My dad used to box when he was younger and still bears the scars — a cauliflower ear and a perforated eardrum. He tried to teach me the noble art when I was younger, him on his knees showing me how to guard my chin with my fists and my body with my elbows.
He wanted to make sure I could look after myself when the rough and tumble got out of hand. I quickly discovered though that it was an even better idea not to put myself in that position in the first place and I managed to get through school without ever being the subject of the chant: “Fight! Fight! Fight!”
I’ve continued to practice that pacifist philosophy throughout my life, at least as far as keeping my own skin intact is concerned.

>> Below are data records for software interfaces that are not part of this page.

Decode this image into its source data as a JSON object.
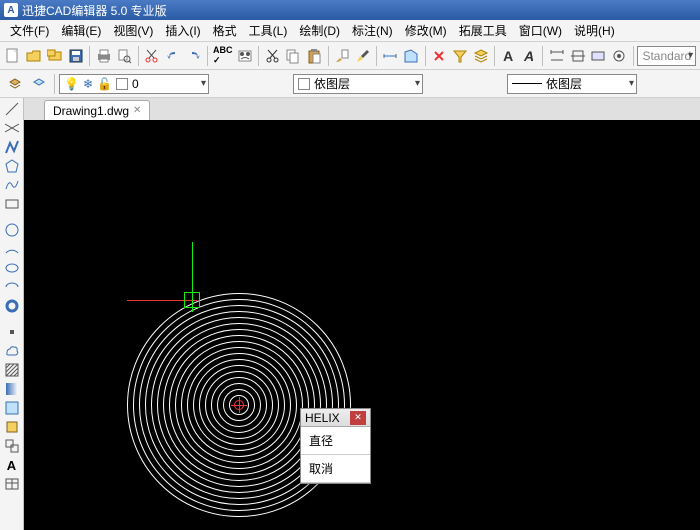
{
  "title": "迅捷CAD编辑器 5.0 专业版",
  "menu": {
    "file": "文件(F)",
    "edit": "编辑(E)",
    "view": "视图(V)",
    "insert": "插入(I)",
    "format": "格式",
    "tools": "工具(L)",
    "draw": "绘制(D)",
    "dim": "标注(N)",
    "modify": "修改(M)",
    "ext": "拓展工具",
    "window": "窗口(W)",
    "help": "说明(H)"
  },
  "layer": {
    "current": "0",
    "bylayer": "依图层",
    "style": "Standard"
  },
  "tab": {
    "name": "Drawing1.dwg"
  },
  "popup": {
    "title": "HELIX",
    "diameter": "直径",
    "cancel": "取消"
  }
}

But that doesn’t mean that I don’t appreciate the skill and bravery of boxing. It is brutal and appeals to the baser instincts of the crowd, but it can indeed be noble and heroic, as immortalised in literature.

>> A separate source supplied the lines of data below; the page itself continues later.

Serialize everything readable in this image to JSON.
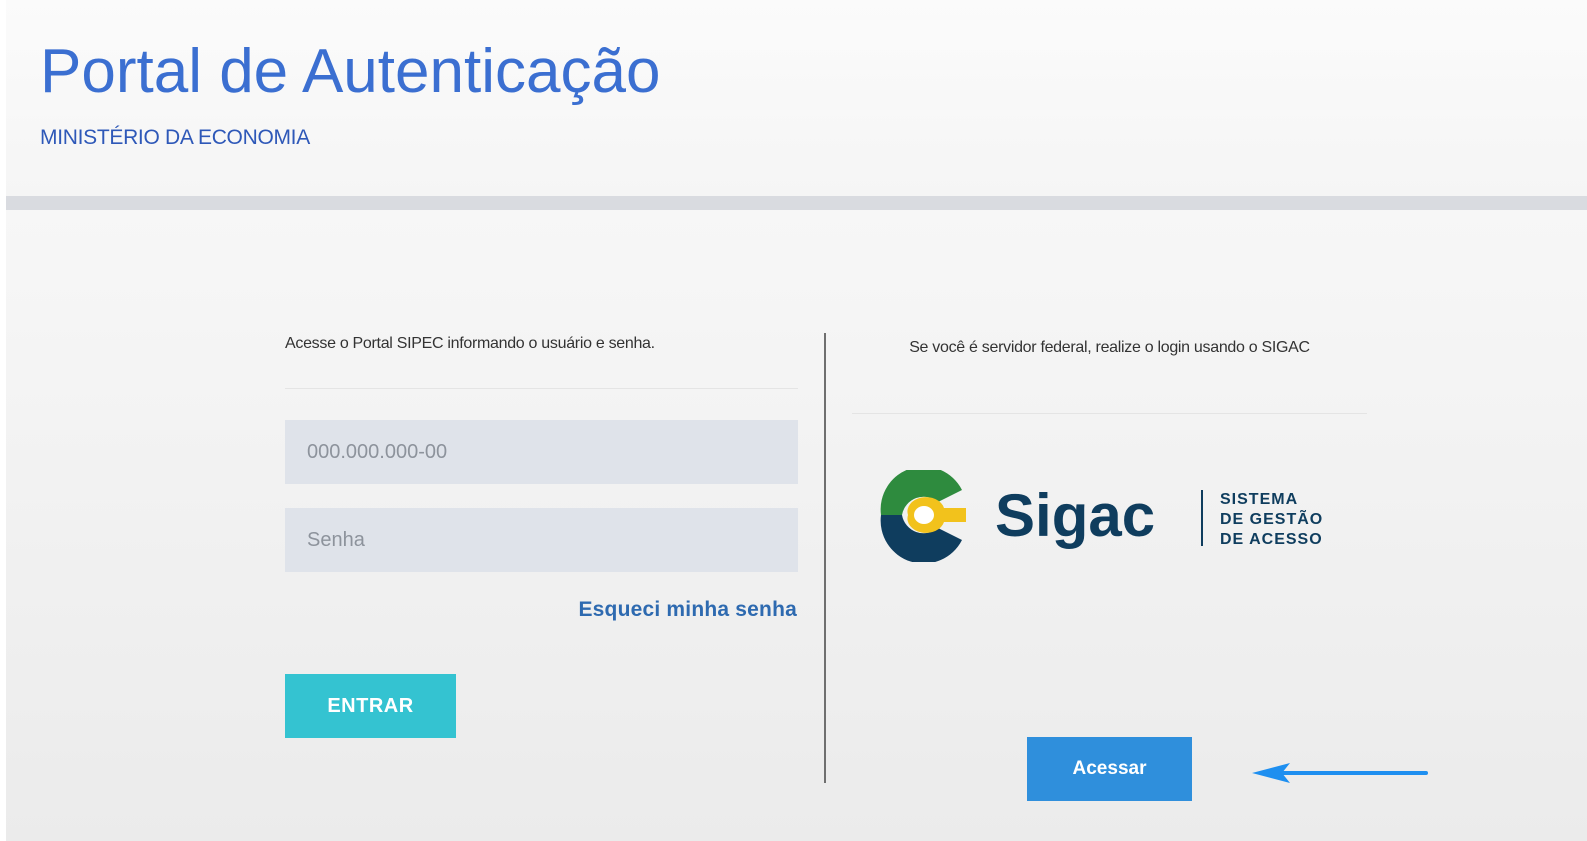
{
  "header": {
    "title": "Portal de Autenticação",
    "subtitle": "MINISTÉRIO DA ECONOMIA"
  },
  "left_panel": {
    "intro": "Acesse o Portal SIPEC informando o usuário e senha.",
    "cpf_placeholder": "000.000.000-00",
    "password_placeholder": "Senha",
    "forgot_password": "Esqueci minha senha",
    "submit_label": "ENTRAR"
  },
  "right_panel": {
    "intro": "Se você é servidor federal, realize o login usando o SIGAC",
    "logo": {
      "wordmark": "Sigac",
      "tagline_1": "SISTEMA",
      "tagline_2": "DE GESTÃO",
      "tagline_3": "DE ACESSO",
      "icon": "sigac-logo-icon"
    },
    "access_label": "Acessar",
    "annotation_icon": "arrow-left-icon"
  },
  "colors": {
    "title": "#3b6fd1",
    "entrar_button": "#34c3d1",
    "acessar_button": "#2f8fdc",
    "link": "#2e6ab0",
    "input_bg": "#dfe3ea",
    "logo_green": "#2e8b3e",
    "logo_navy": "#0f3d5e",
    "logo_yellow": "#f2c21c",
    "annotation_arrow": "#1e8ff0"
  }
}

Black Ajax by George MacDonald Fraser is a novel that tells the story of Tom Molineaux, the black American bare-knuckle fighter who made his career in England in the early 1800s, and the prologue is both stark and moving.

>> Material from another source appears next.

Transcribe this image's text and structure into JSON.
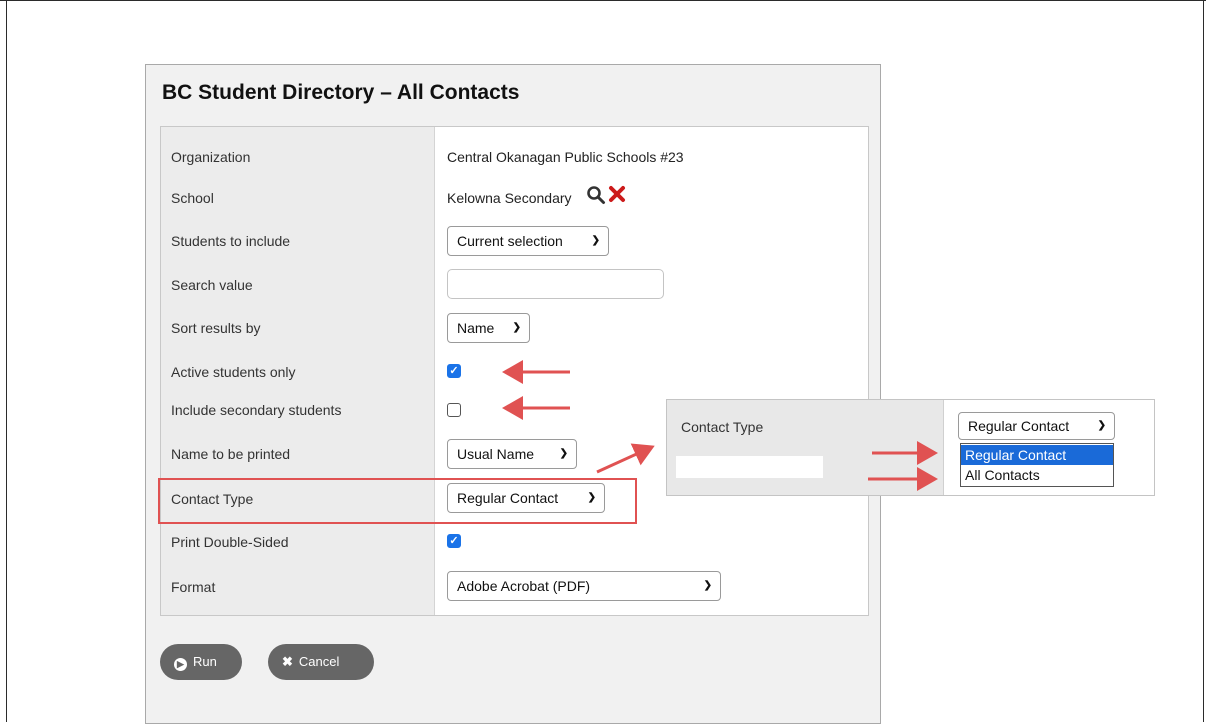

Then there is Poe Must Die by Marc Olden. Despite its lurid title, this is a rather fine Gothic novel and the chief heroic protagonist is Pierce James Figg, another ageing bare-knuckle fighter whose skills play a crucial role in the denouement.
And how can I forget Rocky Balboa?
The boxers of fiction tend to be huge, battle-scarred boulders of men, but also men of quiet dignity and with an almost elemental, force-of-nature inner strength, something we have seen at times in the modern boxer.
Muhammad Ali was truly the Greatest in that regard and I will always remember watching the Thriller in Manilla on a pub’s black and white tv set. Ali exhausted, but finding reserves of energy to keep climbing from his stool and the sheer guts of Joe Frazier wanting to box on, though effectively blinded. It was an epic contest, probably the epitome of the sport.
It’s all a far cry from boxing today which is more about hype and mismatched bouts and money than heart and muscle. And the introduction of pay-per-view. That was when I stopped watching. Why pay £15 or whatever when the contest lasts no more than a round or two?
Which is why I can’t understand the furore about the Hayes/Harrison fight at the weekend. The criticism that it was a farce; that Audley Harrison threw just one punch; and that the tv and live audience had somehow been cheated.
Harrison wasn’t over the hill because he hadn’t climbed it in the first place. His career ended after he won the Olympic super-heavyweight title ten years ago, but that didn’t stop the promoters selling him as a potential professional world champion and people believed it. He really didn’t stand a chance on Saturday and it seems everyone knew this except the boxing cognoscenti.
Boxing has become show business without being able to put on a show. Perhaps it needs a return to the bare-knuckle days when the hat was passed among the crowd at the end of the fight and the size of the purse was decided by the ‘entertainment’ provided.